While many students arrive at school and do not have much sun exposure during the day indoors, when it comes time to leave for home or to attend an after-school activity like sports, they will be in the sun. When leaving school in the afternoon, students have no way to apply sunscreen and protect themselves, unless by some chance they decided to pack it with them.
This lack of access to sunscreen can be dangerous because a large portion of the student body participates in sports or other activities, spending an extended amount of time in the sun. If students are given the opportunity to apply sunscreen, they would be more likely to do so. Therefore, they would minimize their chances of skin damage as they participate in something they enjoy. The main focus of a game, race, event or practice should be doing one’s best and having fun, not dealing with sunburns.
In past years, in collaboration with IMPACT Melanoma, a nonprofit organization dedicated to the prevention of melanoma, a type of skin cancer usually caused by unprotected sun exposure, several sunscreen dispensers were stationed in convenient locations within Boston’s parks and outdoor spaces. According to former Mayor Marty Walsh in an interview in 2019 with the organization, “This collaboration with IMPACT Melanoma […] is crucial to protecting residents and visitors, and making sure everyone can have fun and stay safe in our parks and public spaces.”

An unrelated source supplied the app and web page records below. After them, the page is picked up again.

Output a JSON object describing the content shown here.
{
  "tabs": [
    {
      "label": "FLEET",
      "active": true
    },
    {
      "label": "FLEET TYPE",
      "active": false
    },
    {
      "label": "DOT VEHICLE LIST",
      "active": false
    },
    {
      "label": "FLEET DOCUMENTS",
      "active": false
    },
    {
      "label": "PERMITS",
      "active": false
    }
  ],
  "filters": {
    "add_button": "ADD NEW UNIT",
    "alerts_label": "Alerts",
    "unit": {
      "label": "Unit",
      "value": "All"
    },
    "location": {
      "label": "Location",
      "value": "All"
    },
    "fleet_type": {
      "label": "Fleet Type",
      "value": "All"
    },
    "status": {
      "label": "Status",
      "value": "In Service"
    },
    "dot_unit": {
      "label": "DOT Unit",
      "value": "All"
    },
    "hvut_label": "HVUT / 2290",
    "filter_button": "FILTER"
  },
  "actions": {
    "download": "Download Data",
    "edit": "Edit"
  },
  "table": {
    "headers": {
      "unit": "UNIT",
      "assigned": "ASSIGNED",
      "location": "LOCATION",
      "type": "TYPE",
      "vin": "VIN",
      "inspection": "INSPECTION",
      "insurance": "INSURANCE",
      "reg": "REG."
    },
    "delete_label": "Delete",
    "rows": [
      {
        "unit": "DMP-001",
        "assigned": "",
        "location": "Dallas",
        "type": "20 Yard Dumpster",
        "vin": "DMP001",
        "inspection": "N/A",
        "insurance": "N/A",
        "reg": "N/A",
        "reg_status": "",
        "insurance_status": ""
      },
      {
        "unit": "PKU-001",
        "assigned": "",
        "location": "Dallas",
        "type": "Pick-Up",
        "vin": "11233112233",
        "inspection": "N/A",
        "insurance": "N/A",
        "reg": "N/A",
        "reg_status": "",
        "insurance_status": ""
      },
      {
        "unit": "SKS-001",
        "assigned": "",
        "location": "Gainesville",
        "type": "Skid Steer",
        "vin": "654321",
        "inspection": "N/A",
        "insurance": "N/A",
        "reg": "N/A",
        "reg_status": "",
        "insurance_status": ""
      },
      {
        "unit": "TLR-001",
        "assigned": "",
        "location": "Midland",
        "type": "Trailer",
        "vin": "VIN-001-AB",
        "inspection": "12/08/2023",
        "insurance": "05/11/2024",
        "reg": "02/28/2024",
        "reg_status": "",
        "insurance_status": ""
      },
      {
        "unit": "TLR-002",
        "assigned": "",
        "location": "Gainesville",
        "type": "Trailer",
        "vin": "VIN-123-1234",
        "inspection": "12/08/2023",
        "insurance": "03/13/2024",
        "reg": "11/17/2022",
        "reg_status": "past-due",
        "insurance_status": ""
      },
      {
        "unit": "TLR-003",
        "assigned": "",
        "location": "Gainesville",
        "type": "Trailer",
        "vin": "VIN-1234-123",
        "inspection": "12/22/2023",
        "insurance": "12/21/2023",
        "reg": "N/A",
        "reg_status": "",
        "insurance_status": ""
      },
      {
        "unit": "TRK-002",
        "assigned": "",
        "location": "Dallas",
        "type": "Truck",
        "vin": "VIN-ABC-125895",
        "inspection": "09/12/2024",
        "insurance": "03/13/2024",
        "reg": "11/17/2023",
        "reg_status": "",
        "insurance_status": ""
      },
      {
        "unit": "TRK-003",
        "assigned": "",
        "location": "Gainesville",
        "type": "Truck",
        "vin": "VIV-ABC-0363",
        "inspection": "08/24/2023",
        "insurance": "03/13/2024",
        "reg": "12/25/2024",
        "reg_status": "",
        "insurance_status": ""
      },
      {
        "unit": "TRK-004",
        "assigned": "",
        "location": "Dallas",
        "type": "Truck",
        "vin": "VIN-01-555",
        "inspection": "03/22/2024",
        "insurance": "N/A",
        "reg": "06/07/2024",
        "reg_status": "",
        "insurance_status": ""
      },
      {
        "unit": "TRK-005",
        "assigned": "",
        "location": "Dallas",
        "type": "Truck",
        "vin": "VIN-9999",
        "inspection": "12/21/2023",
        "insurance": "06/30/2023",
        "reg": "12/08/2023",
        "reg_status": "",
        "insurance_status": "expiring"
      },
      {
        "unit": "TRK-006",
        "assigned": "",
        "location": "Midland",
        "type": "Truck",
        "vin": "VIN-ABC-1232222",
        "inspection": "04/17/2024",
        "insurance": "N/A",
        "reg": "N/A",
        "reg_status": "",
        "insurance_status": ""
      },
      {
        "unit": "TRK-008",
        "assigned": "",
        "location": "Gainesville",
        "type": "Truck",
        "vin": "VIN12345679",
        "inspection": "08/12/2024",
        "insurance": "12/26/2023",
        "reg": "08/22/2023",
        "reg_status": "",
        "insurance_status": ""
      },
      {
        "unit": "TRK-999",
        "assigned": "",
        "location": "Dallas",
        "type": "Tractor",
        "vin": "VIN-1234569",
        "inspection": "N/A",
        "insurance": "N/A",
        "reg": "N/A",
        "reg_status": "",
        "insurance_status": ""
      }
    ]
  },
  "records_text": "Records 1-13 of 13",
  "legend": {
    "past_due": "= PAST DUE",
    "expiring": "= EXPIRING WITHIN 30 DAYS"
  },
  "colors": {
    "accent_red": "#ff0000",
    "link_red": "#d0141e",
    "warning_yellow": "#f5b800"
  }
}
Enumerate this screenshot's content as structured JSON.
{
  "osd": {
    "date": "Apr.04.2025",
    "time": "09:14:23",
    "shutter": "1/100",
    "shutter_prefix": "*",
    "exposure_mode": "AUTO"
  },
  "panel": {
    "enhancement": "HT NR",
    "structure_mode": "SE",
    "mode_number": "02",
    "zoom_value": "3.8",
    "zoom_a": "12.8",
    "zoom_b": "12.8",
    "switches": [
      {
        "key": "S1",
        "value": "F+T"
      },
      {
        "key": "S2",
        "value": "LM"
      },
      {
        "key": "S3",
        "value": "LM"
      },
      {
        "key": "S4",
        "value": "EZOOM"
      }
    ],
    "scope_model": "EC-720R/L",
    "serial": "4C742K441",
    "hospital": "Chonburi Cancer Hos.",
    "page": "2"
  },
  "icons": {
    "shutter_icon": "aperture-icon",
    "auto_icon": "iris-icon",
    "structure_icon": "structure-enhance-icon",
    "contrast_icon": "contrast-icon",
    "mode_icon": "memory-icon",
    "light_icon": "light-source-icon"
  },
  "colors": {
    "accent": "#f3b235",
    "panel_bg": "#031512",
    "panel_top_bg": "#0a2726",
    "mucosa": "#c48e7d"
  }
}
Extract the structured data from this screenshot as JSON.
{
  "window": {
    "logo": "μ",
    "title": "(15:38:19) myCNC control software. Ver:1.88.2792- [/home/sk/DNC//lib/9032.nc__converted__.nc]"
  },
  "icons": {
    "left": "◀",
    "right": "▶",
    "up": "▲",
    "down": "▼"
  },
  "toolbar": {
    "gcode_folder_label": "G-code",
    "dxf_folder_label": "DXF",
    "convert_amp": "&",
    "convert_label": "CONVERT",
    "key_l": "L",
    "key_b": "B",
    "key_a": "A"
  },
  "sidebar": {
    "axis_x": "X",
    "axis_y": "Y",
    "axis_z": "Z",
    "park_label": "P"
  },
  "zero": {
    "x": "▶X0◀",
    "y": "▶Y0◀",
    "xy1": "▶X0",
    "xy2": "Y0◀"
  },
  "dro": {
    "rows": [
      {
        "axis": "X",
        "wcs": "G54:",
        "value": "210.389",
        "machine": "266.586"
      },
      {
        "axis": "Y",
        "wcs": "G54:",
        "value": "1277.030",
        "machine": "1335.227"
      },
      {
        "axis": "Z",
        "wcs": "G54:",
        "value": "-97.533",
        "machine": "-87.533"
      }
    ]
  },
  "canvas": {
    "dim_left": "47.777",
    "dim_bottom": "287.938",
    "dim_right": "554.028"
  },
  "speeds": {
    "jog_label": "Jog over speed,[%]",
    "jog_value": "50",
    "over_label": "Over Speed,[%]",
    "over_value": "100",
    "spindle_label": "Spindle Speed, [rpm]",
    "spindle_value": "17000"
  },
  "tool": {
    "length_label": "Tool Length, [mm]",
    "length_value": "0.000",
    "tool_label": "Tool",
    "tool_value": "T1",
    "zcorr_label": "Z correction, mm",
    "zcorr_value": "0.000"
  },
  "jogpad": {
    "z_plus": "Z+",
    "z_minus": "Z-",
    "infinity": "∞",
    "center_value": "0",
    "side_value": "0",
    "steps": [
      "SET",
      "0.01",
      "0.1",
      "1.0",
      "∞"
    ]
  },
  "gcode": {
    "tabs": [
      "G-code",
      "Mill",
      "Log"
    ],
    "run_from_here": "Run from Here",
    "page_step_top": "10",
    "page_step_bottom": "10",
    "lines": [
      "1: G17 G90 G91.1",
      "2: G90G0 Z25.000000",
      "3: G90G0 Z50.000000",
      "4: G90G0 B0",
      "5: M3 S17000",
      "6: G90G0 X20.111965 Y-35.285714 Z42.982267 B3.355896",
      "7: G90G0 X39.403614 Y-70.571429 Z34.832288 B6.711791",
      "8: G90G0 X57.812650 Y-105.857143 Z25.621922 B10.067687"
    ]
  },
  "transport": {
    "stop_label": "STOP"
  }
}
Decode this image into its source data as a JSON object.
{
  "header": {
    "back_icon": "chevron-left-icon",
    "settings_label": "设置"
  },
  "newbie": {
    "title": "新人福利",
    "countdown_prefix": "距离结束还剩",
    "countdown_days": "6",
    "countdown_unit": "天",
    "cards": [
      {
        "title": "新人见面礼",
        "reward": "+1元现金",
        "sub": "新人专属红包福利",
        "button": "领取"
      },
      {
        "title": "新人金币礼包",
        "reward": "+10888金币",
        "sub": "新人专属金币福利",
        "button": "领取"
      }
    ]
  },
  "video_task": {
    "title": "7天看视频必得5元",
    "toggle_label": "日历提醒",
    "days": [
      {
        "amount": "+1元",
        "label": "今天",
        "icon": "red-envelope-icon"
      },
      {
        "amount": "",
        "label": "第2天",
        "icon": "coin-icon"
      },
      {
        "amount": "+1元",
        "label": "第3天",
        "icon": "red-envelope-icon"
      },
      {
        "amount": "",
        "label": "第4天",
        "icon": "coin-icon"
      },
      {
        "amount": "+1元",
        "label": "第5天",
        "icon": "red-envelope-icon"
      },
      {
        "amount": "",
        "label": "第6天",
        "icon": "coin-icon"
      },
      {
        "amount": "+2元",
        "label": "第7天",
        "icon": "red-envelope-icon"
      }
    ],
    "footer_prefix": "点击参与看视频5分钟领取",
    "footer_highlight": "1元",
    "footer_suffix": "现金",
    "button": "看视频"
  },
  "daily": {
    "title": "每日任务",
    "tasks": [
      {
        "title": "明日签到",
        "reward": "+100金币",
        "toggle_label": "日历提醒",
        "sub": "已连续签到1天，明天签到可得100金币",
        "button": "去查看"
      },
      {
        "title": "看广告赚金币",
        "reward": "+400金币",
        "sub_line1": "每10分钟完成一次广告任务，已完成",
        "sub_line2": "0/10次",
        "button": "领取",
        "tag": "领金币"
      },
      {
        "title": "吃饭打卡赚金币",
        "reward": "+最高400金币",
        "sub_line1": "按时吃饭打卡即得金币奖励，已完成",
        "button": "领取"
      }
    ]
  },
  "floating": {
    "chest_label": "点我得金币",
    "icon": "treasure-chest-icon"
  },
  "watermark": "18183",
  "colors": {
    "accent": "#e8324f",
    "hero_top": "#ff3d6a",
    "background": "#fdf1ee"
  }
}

Raising awareness, as well as taking steps to combat the harmful effects of the sun, is crucial to conquering challenges of sunscreen accessibility. Ensuring sunscreen access is the best way to guarantee that people are able to protect themselves.
One way to give students this opportunity would be to make sunscreen available in the nurse’s office, similar to how other commonly needed items like masks and bandaids are. Even though this would not solve the entire sun safety issue, it would give students the chance to protect themselves.
The use of sunscreen provides protection for those who apply it, and everyone deserves to have access to that — whether it be through their own means or at the provision of others. At the end of the day, it allows people to enjoy the warmer weather in a safe and comfortable way.